The Garden at 485 Elm
People growing together:
a collaborative community garden in Montpelier, Vermont

The garden continues apace in October

Someone asked me, “How was the garden this season?”

“Wonderful!” I replied. “It still is.”

We are fall gardening, with the end of some crops and the beginning of others. The light is turning autumn colors, rich and golden. We savor the days, each one now noticeably shorter than the one before.

Goodbye tomatoes, hello lots of other food.

Pole beans are prolific, delicious, and in need of frequent picking. Today we donated more than five pounds of them to the Unitarian Church of Montpelier’s free community lunch. On either side of the pole beans, winter squashes are ripening. It’s a balancing act of letting them ripen as long as possible, while picking them before frost — or before someone else grabs the squash you’ve been eyeing until it’s just right. The first hard frost will spell the end of these, so pick them now.

The bush beans are delicious and need picking regularly. These will continue once we have hard frosts with the protection of fabric row cover on freezing nights.

There are still beets growing in rows 2C and 5C, and new delicious beets just ready in Box 8O. We can continue harvesting these well into the time of hard frosts.

Kale and ground cherries (or husk cherries) are delicious in profusion. The kale will continue into frost season.

Ground cherries or husk cherries are not cherries at all, but tomato relatives. They’re sweet, tart, and unusually flavored. Some of us (like me) can’t get enough of them. To find endless troves of ground cherries, lift a section of the plant and gather the fallen fruit. The sweetest cherries are golden; green ones are tart. A great pleasure is to sit in the bush and eat them right off the ground. But carry out the paper left behind so the next ground cherry lover won’t grab a handful of empty husks. We’ll have to gather all we can before the first hard frost.
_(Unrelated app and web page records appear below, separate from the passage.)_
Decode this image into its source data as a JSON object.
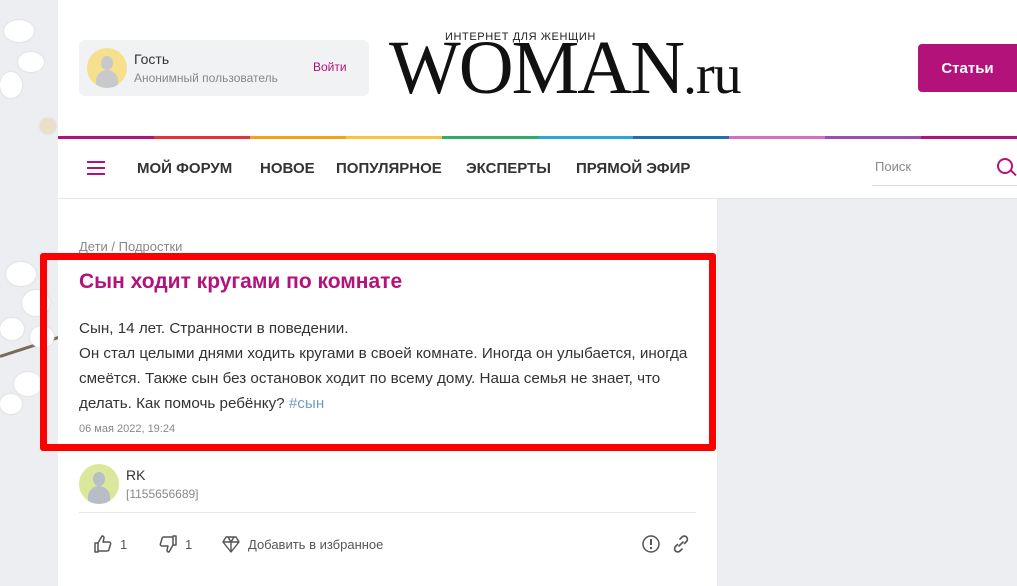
{
  "user_box": {
    "name": "Гость",
    "subtitle": "Анонимный пользователь",
    "login": "Войти"
  },
  "logo": {
    "tagline": "ИНТЕРНЕТ ДЛЯ ЖЕНЩИН",
    "main": "WOMAN",
    "suffix": ".ru"
  },
  "header": {
    "articles_button": "Статьи"
  },
  "nav": {
    "items": [
      "МОЙ ФОРУМ",
      "НОВОЕ",
      "ПОПУЛЯРНОЕ",
      "ЭКСПЕРТЫ",
      "ПРЯМОЙ ЭФИР"
    ],
    "search_placeholder": "Поиск"
  },
  "post": {
    "breadcrumb": "Дети / Подростки",
    "title": "Сын ходит кругами по комнате",
    "body_line1": "Сын, 14 лет. Странности в поведении.",
    "body_line2": "Он стал целыми днями ходить кругами в своей комнате. Иногда он улыбается, иногда смеётся. Также сын без остановок ходит по всему дому. Наша семья не знает, что делать. Как помочь ребёнку?",
    "hashtag": "#сын",
    "date": "06 мая 2022, 19:24"
  },
  "author": {
    "name": "RK",
    "id": "[1155656689]"
  },
  "actions": {
    "likes": "1",
    "dislikes": "1",
    "favorite": "Добавить в избранное"
  },
  "colors": {
    "brand": "#b3127a",
    "highlight": "#ff0000",
    "hashtag": "#6d9ec9",
    "rainbow": [
      "#b3127a",
      "#e3323a",
      "#f3a21b",
      "#f5c53a",
      "#2eab6f",
      "#29a7d9",
      "#1f6fb2",
      "#d86bc2",
      "#9a4bb8",
      "#b3127a"
    ]
  },
  "icons": [
    "user-avatar-icon",
    "hamburger-menu-icon",
    "search-icon",
    "thumbs-up-icon",
    "thumbs-down-icon",
    "diamond-icon",
    "report-icon",
    "link-icon"
  ]
}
These eggplants are small and tasty. We want to let them ripen as much as possible but make sure to pick them all before the first hard frost.

Pattypan squashes and zucchini are still ripening. This is another crop whose last harvest must happen before the first hard frost.

Bed 5 is blooming with brassica. Kale, chard, collards, and beets are delicious and ongoing. Brussels sprouts are best left until after we’ve had some hard frosts, when they’ll be sweeter and tenderer.

Harvesting leafy brassica like collards (pictured here), kale, and chard. so the plants continue producing is easy if you do it right. Here’s the garden’s “Before and After” to help illustrate.

The boxes in bed six feature chard, bok choy, tat soi, arugula, salad greens, mesclun mixes, mustard greens, and spinach. There’s a medium-hot pepper plant in every box with fruit ready for you to pick and eat. Most of these greens will continue once we have frosts thanks to the protection of fabric row cover and the gardeners who cover them in the evening and uncover them to get the day’s sun.

Tomatillos are ripening, slowly, finally. We’ll let them go as long as we can (or some may pick them earlier), but we’ll have to pick them all before first frost.